Excessive current events can lead to failures in electronic circuits. These failures can result in safety hazards such as fire, shock or explosion. Common types of overcurrent threats include:
Overloads occur when more current is allowed to flow through a circuit path than it was designed to carry. This excess current can generate and accumulate heat and result in complete circuit destruction and possible fire, electrocution or explosion. Sources of overload can include:
• Construction hazards cutting across power mains
• Equipment failure in the power grid
• Environmental hazards on the power grid
• Short spikes of energy within the circuit as a result of turning equipment on or off
Short circuits occur when one conducting path comes in contact with another conducting path or with ground, such as may occur due to a loose wire, insulation breakdown, or contact with water.
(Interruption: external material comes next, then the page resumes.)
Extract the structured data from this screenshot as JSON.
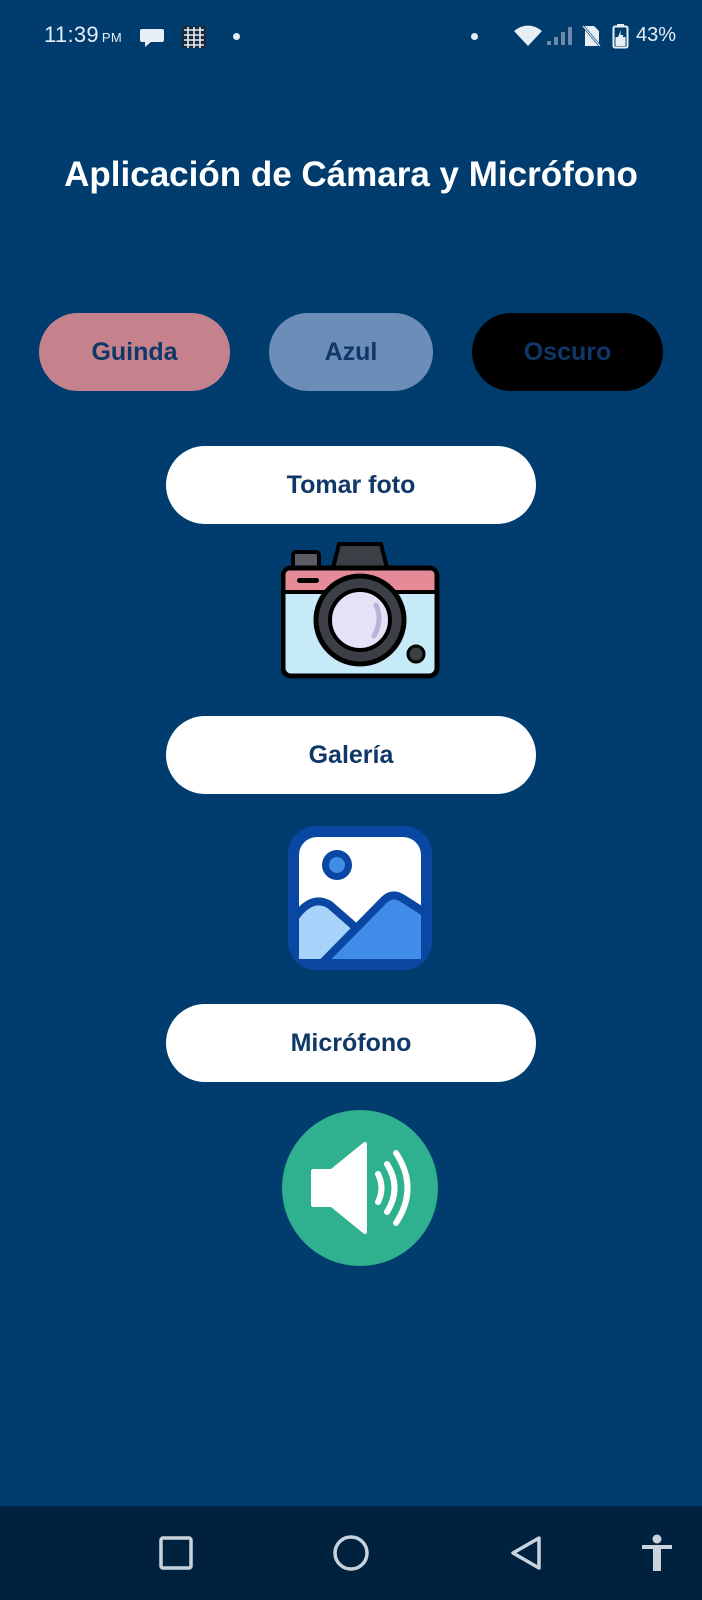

These conditions can increase the likelihood of arcs, shock or fire hazard.
The principal forms of protection against over current conditions include fuses and resettable PTC thermistor fuses.
Their function is to limit current to acceptable levels and prevent catastrophic events, and during acceptable conditions act dormant with a minimal amount of resistance to the circuit.
Fuses will completely stop the flow of current when opened, which may be desired with sensitive, expensive or critical applications.
PTC’s offer the ability to re-set for withstanding most minor, common and recurring overcurrent events. They will allow safe levels of current to pass continuously, and during major overcurrent events, increase in resistance as they heat, to restrict the flow of current. When the overcurrent event ends, the device cools and resets to it's normal operating state.
Over voltage events (or transients) are short duration surges or spikes. Unsuppressed, they may damage circuits and components, and result in complete system failure. Below are descriptions of common types of over voltage conditions, and technologies to reduce their effects:
Electrostatic Discharge (ESD)
Damage from ESD is generally caused by transfer of static electrical charge from a body to an electronic circuit. It may result in faulty circuit operation, latent defects, and even catastrophic failure of sensitive components. ESD suppressors must have very fast response times and handle high peak voltages and currents for short durations. There are many types of products designed to suppress these types of events including Varistors & ESD protectors.
Inductive Load Switching
Switching of inductive loads, such as those that occur with transformers, generators, motors and relays, can create voltage spikes up to hundreds of volts and amps, and can last as long as 500 milliseconds, affecting both AC and DC circuits. For these applications, commonly used suppression devices include Varistors, Gas Discharge Tubes (GDT), and Transient Voltage Suppression (TVS) Diodes.
Lightning Induced Spikes
Most transients induced by nearby lightning strikes result in an electromagnetic disturbance on electrical and communication lines connected to electrical equipment. Devices that protect against these transients must have a fast response time and must be able to dissipate a large amount of energy. Products typically used to protect against these events include Varistors, TVS Diodes, GDT.